Task brief:
Copy the data verbatim and leave out every picture.

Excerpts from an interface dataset
**********
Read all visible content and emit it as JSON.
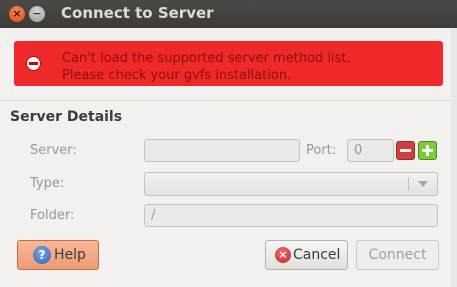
{
  "window": {
    "title": "Connect to Server",
    "close_glyph": "×",
    "minimize_glyph": "−"
  },
  "error": {
    "line1": "Can't load the supported server method list.",
    "line2": "Please check your gvfs installation."
  },
  "section": {
    "title": "Server Details"
  },
  "fields": {
    "server_label": "Server:",
    "server_value": "",
    "port_label": "Port:",
    "port_value": "0",
    "type_label": "Type:",
    "type_value": "",
    "folder_label": "Folder:",
    "folder_value": "/"
  },
  "buttons": {
    "help": "Help",
    "help_glyph": "?",
    "cancel": "Cancel",
    "cancel_glyph": "×",
    "connect": "Connect"
  },
  "colors": {
    "error_background": "#ef2929",
    "error_text": "#8f1010",
    "help_button": "#ee9a73",
    "titlebar": "#3c3b37"
  }
}
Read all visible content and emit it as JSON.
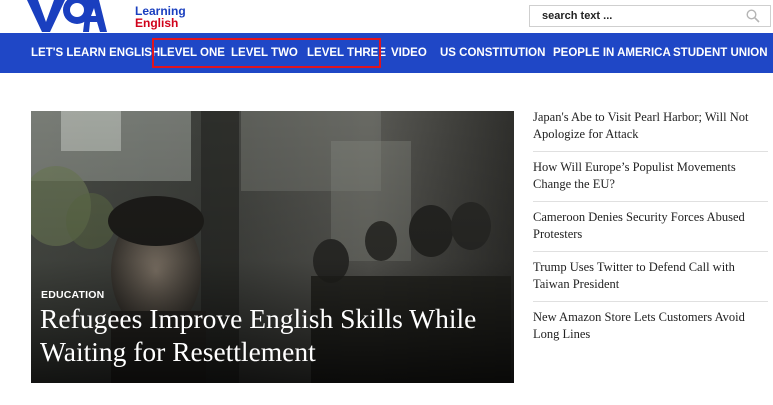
{
  "brand": {
    "line1": "Learning",
    "line2": "English"
  },
  "search": {
    "placeholder": "search text ..."
  },
  "nav": {
    "items": [
      {
        "label": "LET'S LEARN ENGLISH"
      },
      {
        "label": "LEVEL ONE"
      },
      {
        "label": "LEVEL TWO"
      },
      {
        "label": "LEVEL THREE"
      },
      {
        "label": "VIDEO"
      },
      {
        "label": "US CONSTITUTION"
      },
      {
        "label": "PEOPLE IN AMERICA"
      },
      {
        "label": "STUDENT UNION"
      }
    ]
  },
  "hero": {
    "category": "EDUCATION",
    "title": "Refugees Improve English Skills While Waiting for Resettlement"
  },
  "headlines": [
    {
      "title": "Japan's Abe to Visit Pearl Harbor; Will Not Apologize for Attack"
    },
    {
      "title": "How Will Europe’s Populist Movements Change the EU?"
    },
    {
      "title": "Cameroon Denies Security Forces Abused Protesters"
    },
    {
      "title": "Trump Uses Twitter to Defend Call with Taiwan President"
    },
    {
      "title": "New Amazon Store Lets Customers Avoid Long Lines"
    }
  ],
  "colors": {
    "nav_bg": "#1f47c6",
    "highlight": "#e0141e",
    "brand_blue": "#1a3fbf",
    "brand_red": "#d0021b"
  }
}
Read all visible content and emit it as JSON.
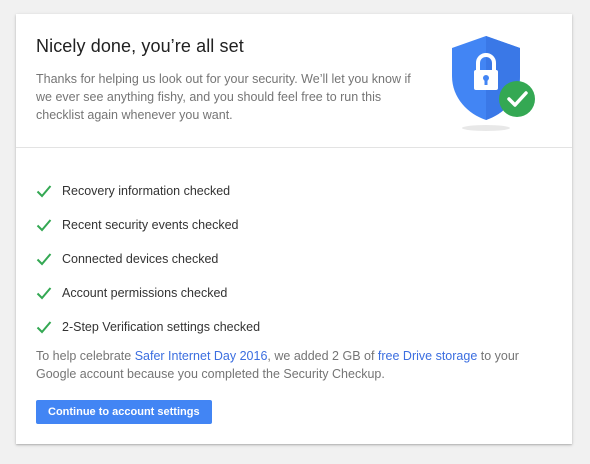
{
  "header": {
    "title": "Nicely done, you’re all set",
    "intro": "Thanks for helping us look out for your security. We’ll let you know if we ever see anything fishy, and you should feel free to run this checklist again whenever you want.",
    "illustration_icon": "shield-lock-check-icon"
  },
  "checklist": [
    {
      "icon": "checkmark-icon",
      "label": "Recovery information checked"
    },
    {
      "icon": "checkmark-icon",
      "label": "Recent security events checked"
    },
    {
      "icon": "checkmark-icon",
      "label": "Connected devices checked"
    },
    {
      "icon": "checkmark-icon",
      "label": "Account permissions checked"
    },
    {
      "icon": "checkmark-icon",
      "label": "2-Step Verification settings checked"
    }
  ],
  "promo": {
    "text_1": "To help celebrate ",
    "link_1": "Safer Internet Day 2016",
    "text_2": ", we added 2 GB of ",
    "link_2": "free Drive storage",
    "text_3": " to your Google account because you completed the Security Checkup."
  },
  "button": {
    "label": "Continue to account settings"
  },
  "colors": {
    "accent_blue": "#4285f4",
    "check_green": "#34a853",
    "link_blue": "#3b6ee0"
  }
}
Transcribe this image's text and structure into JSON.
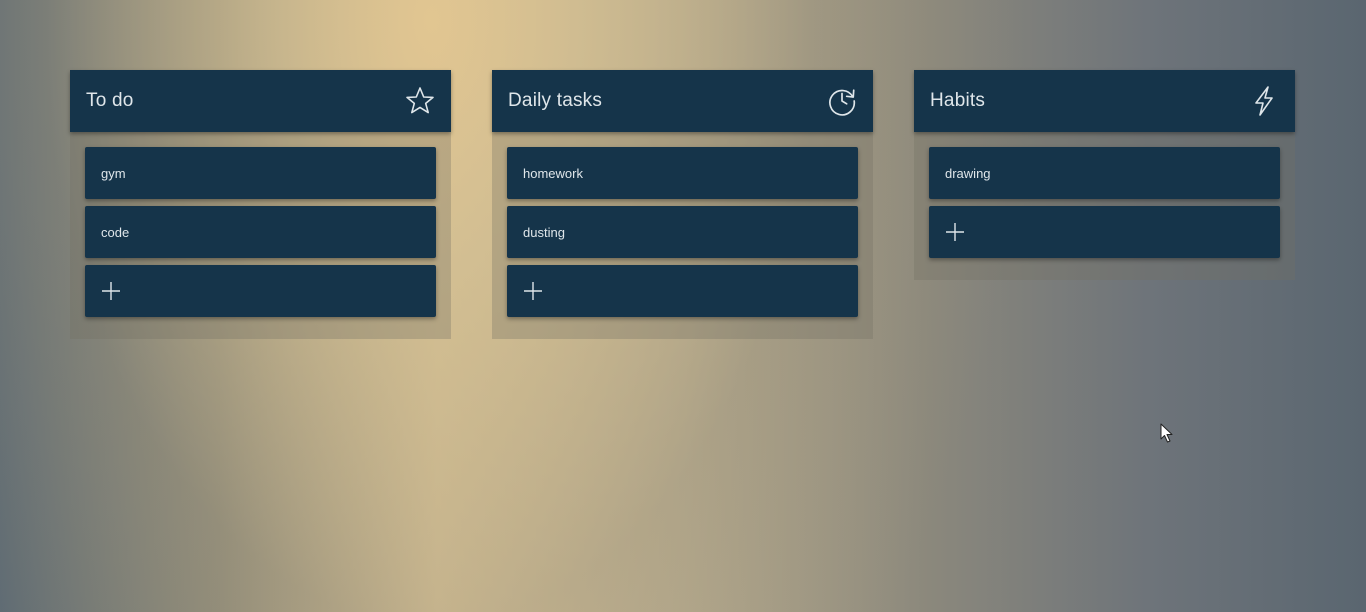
{
  "columns": [
    {
      "title": "To do",
      "icon": "star-icon",
      "cards": [
        "gym",
        "code"
      ]
    },
    {
      "title": "Daily tasks",
      "icon": "clock-refresh-icon",
      "cards": [
        "homework",
        "dusting"
      ]
    },
    {
      "title": "Habits",
      "icon": "lightning-icon",
      "cards": [
        "drawing"
      ]
    }
  ],
  "colors": {
    "card_bg": "#15344a",
    "text": "#dfe6ea"
  }
}
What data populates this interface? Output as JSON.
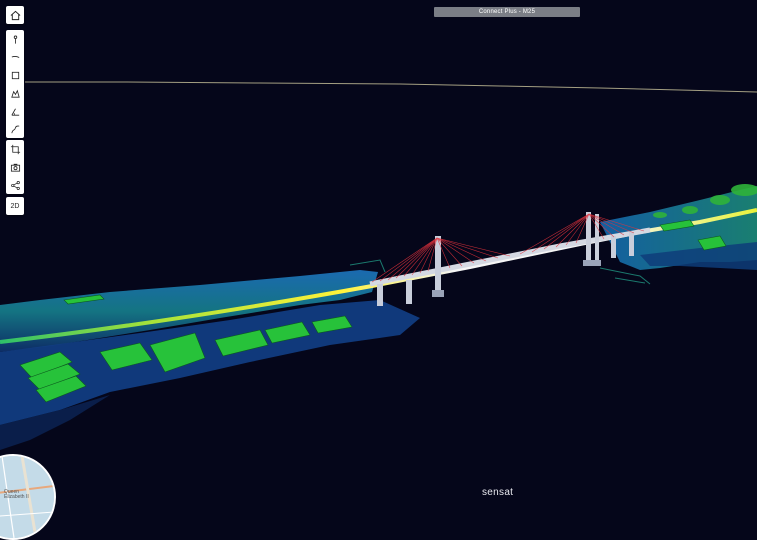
{
  "title_bar": {
    "text": "Connect Plus - M25"
  },
  "brand": {
    "name": "sensat"
  },
  "toolbar": {
    "home": {
      "icon": "home-icon"
    },
    "measure_tools": [
      {
        "name": "point-pin",
        "icon": "pin-icon"
      },
      {
        "name": "line",
        "icon": "line-icon"
      },
      {
        "name": "area",
        "icon": "area-icon"
      },
      {
        "name": "volume",
        "icon": "volume-icon"
      },
      {
        "name": "angle",
        "icon": "angle-icon"
      },
      {
        "name": "profile",
        "icon": "profile-icon"
      }
    ],
    "view_tools": [
      {
        "name": "crop",
        "icon": "crop-icon"
      },
      {
        "name": "camera",
        "icon": "camera-icon"
      },
      {
        "name": "share",
        "icon": "share-icon"
      }
    ],
    "view_mode_label": "2D"
  },
  "minimap": {
    "label": "Queen Elizabeth II"
  },
  "colors": {
    "background": "#05061a",
    "road": "#f2e43a",
    "terrain": "#1aa36a",
    "buildings": "#2fd33a",
    "bridge_deck": "#c8cdd8",
    "cables": "#e0323c"
  }
}
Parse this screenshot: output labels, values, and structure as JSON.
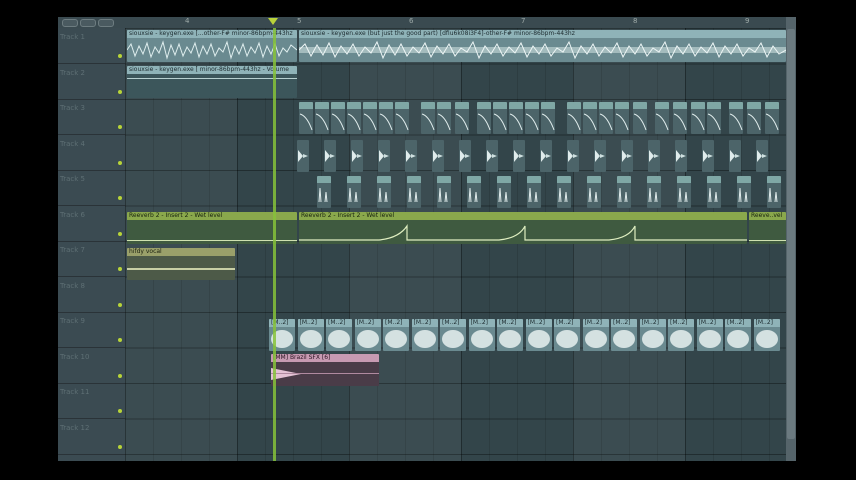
{
  "ruler": {
    "marks": [
      "4",
      "5",
      "6",
      "7",
      "8",
      "9"
    ]
  },
  "tracks": [
    {
      "name": "Track 1"
    },
    {
      "name": "Track 2"
    },
    {
      "name": "Track 3"
    },
    {
      "name": "Track 4"
    },
    {
      "name": "Track 5"
    },
    {
      "name": "Track 6"
    },
    {
      "name": "Track 7"
    },
    {
      "name": "Track 8"
    },
    {
      "name": "Track 9"
    },
    {
      "name": "Track 10"
    },
    {
      "name": "Track 11"
    },
    {
      "name": "Track 12"
    }
  ],
  "clips": {
    "track1_a": "siouxsie - keygen.exe [...other-F# minor-86bpm-443hz",
    "track1_b": "siouxsie - keygen.exe (but just the good part) [dfiu6k08i3F4]-other-F# minor-86bpm-443hz",
    "track2_a": "siouxsie - keygen.exe [  minor-86bpm-443hz - Volume",
    "track6_a": "Reeverb 2 - Insert 2 - Wet level",
    "track6_b": "Reeverb 2 - Insert 2 - Wet level",
    "track6_c": "Reeve..vel",
    "track7_a": "hifdy vocal",
    "track9_label": "[M..2]",
    "track10_a": "[MM] Brazil SFX [6]"
  },
  "colors": {
    "accent": "#b8d438",
    "playhead": "#86c23a",
    "audio_clip": "#8fb3b8",
    "automation_clip": "#8aa84c",
    "sfx_clip": "#c79ab2"
  },
  "icons": [
    "play-marker-icon",
    "track-led-icon"
  ]
}
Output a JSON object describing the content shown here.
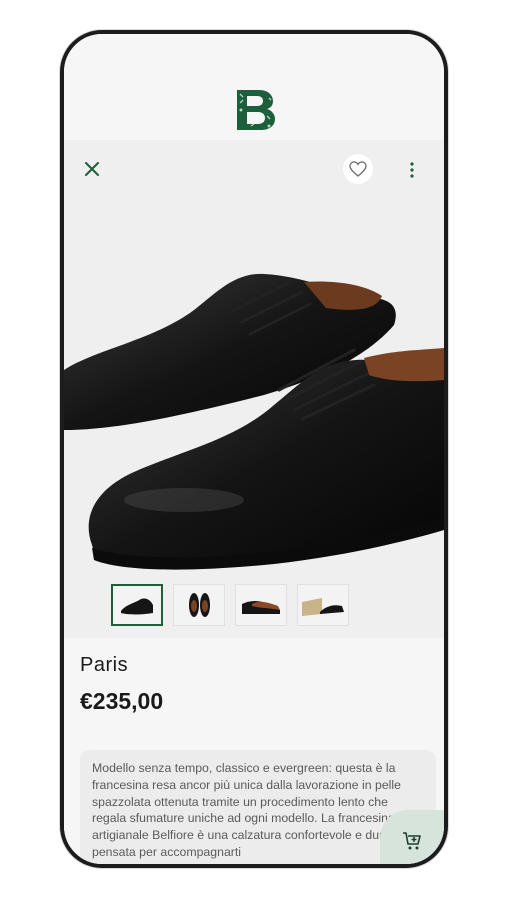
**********
Answer section:
Read all visible content and emit it as JSON.
{
  "window": {
    "title": "Connect to Server",
    "close_glyph": "×",
    "minimize_glyph": "−"
  },
  "error": {
    "line1": "Can't load the supported server method list.",
    "line2": "Please check your gvfs installation."
  },
  "section": {
    "title": "Server Details"
  },
  "fields": {
    "server_label": "Server:",
    "server_value": "",
    "port_label": "Port:",
    "port_value": "0",
    "type_label": "Type:",
    "type_value": "",
    "folder_label": "Folder:",
    "folder_value": "/"
  },
  "buttons": {
    "help": "Help",
    "help_glyph": "?",
    "cancel": "Cancel",
    "cancel_glyph": "×",
    "connect": "Connect"
  },
  "colors": {
    "error_background": "#ef2929",
    "error_text": "#8f1010",
    "help_button": "#ee9a73",
    "titlebar": "#3c3b37"
  }
}
Read all visible content and emit it as JSON.
{
  "brand": {
    "line1": "Learning",
    "line2": "English"
  },
  "search": {
    "placeholder": "search text ..."
  },
  "nav": {
    "items": [
      {
        "label": "LET'S LEARN ENGLISH"
      },
      {
        "label": "LEVEL ONE"
      },
      {
        "label": "LEVEL TWO"
      },
      {
        "label": "LEVEL THREE"
      },
      {
        "label": "VIDEO"
      },
      {
        "label": "US CONSTITUTION"
      },
      {
        "label": "PEOPLE IN AMERICA"
      },
      {
        "label": "STUDENT UNION"
      }
    ]
  },
  "hero": {
    "category": "EDUCATION",
    "title": "Refugees Improve English Skills While Waiting for Resettlement"
  },
  "headlines": [
    {
      "title": "Japan's Abe to Visit Pearl Harbor; Will Not Apologize for Attack"
    },
    {
      "title": "How Will Europe’s Populist Movements Change the EU?"
    },
    {
      "title": "Cameroon Denies Security Forces Abused Protesters"
    },
    {
      "title": "Trump Uses Twitter to Defend Call with Taiwan President"
    },
    {
      "title": "New Amazon Store Lets Customers Avoid Long Lines"
    }
  ],
  "colors": {
    "nav_bg": "#1f47c6",
    "highlight": "#e0141e",
    "brand_blue": "#1a3fbf",
    "brand_red": "#d0021b"
  }
}
Read all visible content and emit it as JSON.
{
  "header": {
    "title": "Nicely done, you’re all set",
    "intro": "Thanks for helping us look out for your security. We’ll let you know if we ever see anything fishy, and you should feel free to run this checklist again whenever you want.",
    "illustration_icon": "shield-lock-check-icon"
  },
  "checklist": [
    {
      "icon": "checkmark-icon",
      "label": "Recovery information checked"
    },
    {
      "icon": "checkmark-icon",
      "label": "Recent security events checked"
    },
    {
      "icon": "checkmark-icon",
      "label": "Connected devices checked"
    },
    {
      "icon": "checkmark-icon",
      "label": "Account permissions checked"
    },
    {
      "icon": "checkmark-icon",
      "label": "2-Step Verification settings checked"
    }
  ],
  "promo": {
    "text_1": "To help celebrate ",
    "link_1": "Safer Internet Day 2016",
    "text_2": ", we added 2 GB of ",
    "link_2": "free Drive storage",
    "text_3": " to your Google account because you completed the Security Checkup."
  },
  "button": {
    "label": "Continue to account settings"
  },
  "colors": {
    "accent_blue": "#4285f4",
    "check_green": "#34a853",
    "link_blue": "#3b6ee0"
  }
}
Transcribe this image's text and structure into JSON.
{
  "columns": [
    {
      "title": "To do",
      "icon": "star-icon",
      "cards": [
        "gym",
        "code"
      ]
    },
    {
      "title": "Daily tasks",
      "icon": "clock-refresh-icon",
      "cards": [
        "homework",
        "dusting"
      ]
    },
    {
      "title": "Habits",
      "icon": "lightning-icon",
      "cards": [
        "drawing"
      ]
    }
  ],
  "colors": {
    "card_bg": "#15344a",
    "text": "#dfe6ea"
  }
}
What data populates this interface? Output as JSON.
{
  "title_bar": {
    "text": "Connect Plus - M25"
  },
  "brand": {
    "name": "sensat"
  },
  "toolbar": {
    "home": {
      "icon": "home-icon"
    },
    "measure_tools": [
      {
        "name": "point-pin",
        "icon": "pin-icon"
      },
      {
        "name": "line",
        "icon": "line-icon"
      },
      {
        "name": "area",
        "icon": "area-icon"
      },
      {
        "name": "volume",
        "icon": "volume-icon"
      },
      {
        "name": "angle",
        "icon": "angle-icon"
      },
      {
        "name": "profile",
        "icon": "profile-icon"
      }
    ],
    "view_tools": [
      {
        "name": "crop",
        "icon": "crop-icon"
      },
      {
        "name": "camera",
        "icon": "camera-icon"
      },
      {
        "name": "share",
        "icon": "share-icon"
      }
    ],
    "view_mode_label": "2D"
  },
  "minimap": {
    "label": "Queen Elizabeth II"
  },
  "colors": {
    "background": "#05061a",
    "road": "#f2e43a",
    "terrain": "#1aa36a",
    "buildings": "#2fd33a",
    "bridge_deck": "#c8cdd8",
    "cables": "#e0323c"
  }
}
Parse this screenshot: output labels, values, and structure as JSON.
{
  "ruler": {
    "marks": [
      "4",
      "5",
      "6",
      "7",
      "8",
      "9"
    ]
  },
  "tracks": [
    {
      "name": "Track 1"
    },
    {
      "name": "Track 2"
    },
    {
      "name": "Track 3"
    },
    {
      "name": "Track 4"
    },
    {
      "name": "Track 5"
    },
    {
      "name": "Track 6"
    },
    {
      "name": "Track 7"
    },
    {
      "name": "Track 8"
    },
    {
      "name": "Track 9"
    },
    {
      "name": "Track 10"
    },
    {
      "name": "Track 11"
    },
    {
      "name": "Track 12"
    }
  ],
  "clips": {
    "track1_a": "siouxsie - keygen.exe [...other-F# minor-86bpm-443hz",
    "track1_b": "siouxsie - keygen.exe (but just the good part) [dfiu6k08i3F4]-other-F# minor-86bpm-443hz",
    "track2_a": "siouxsie - keygen.exe [  minor-86bpm-443hz - Volume",
    "track6_a": "Reeverb 2 - Insert 2 - Wet level",
    "track6_b": "Reeverb 2 - Insert 2 - Wet level",
    "track6_c": "Reeve..vel",
    "track7_a": "hifdy vocal",
    "track9_label": "[M..2]",
    "track10_a": "[MM] Brazil SFX [6]"
  },
  "colors": {
    "accent": "#b8d438",
    "playhead": "#86c23a",
    "audio_clip": "#8fb3b8",
    "automation_clip": "#8aa84c",
    "sfx_clip": "#c79ab2"
  },
  "icons": [
    "play-marker-icon",
    "track-led-icon"
  ]
}
Output a JSON object describing the content shown here.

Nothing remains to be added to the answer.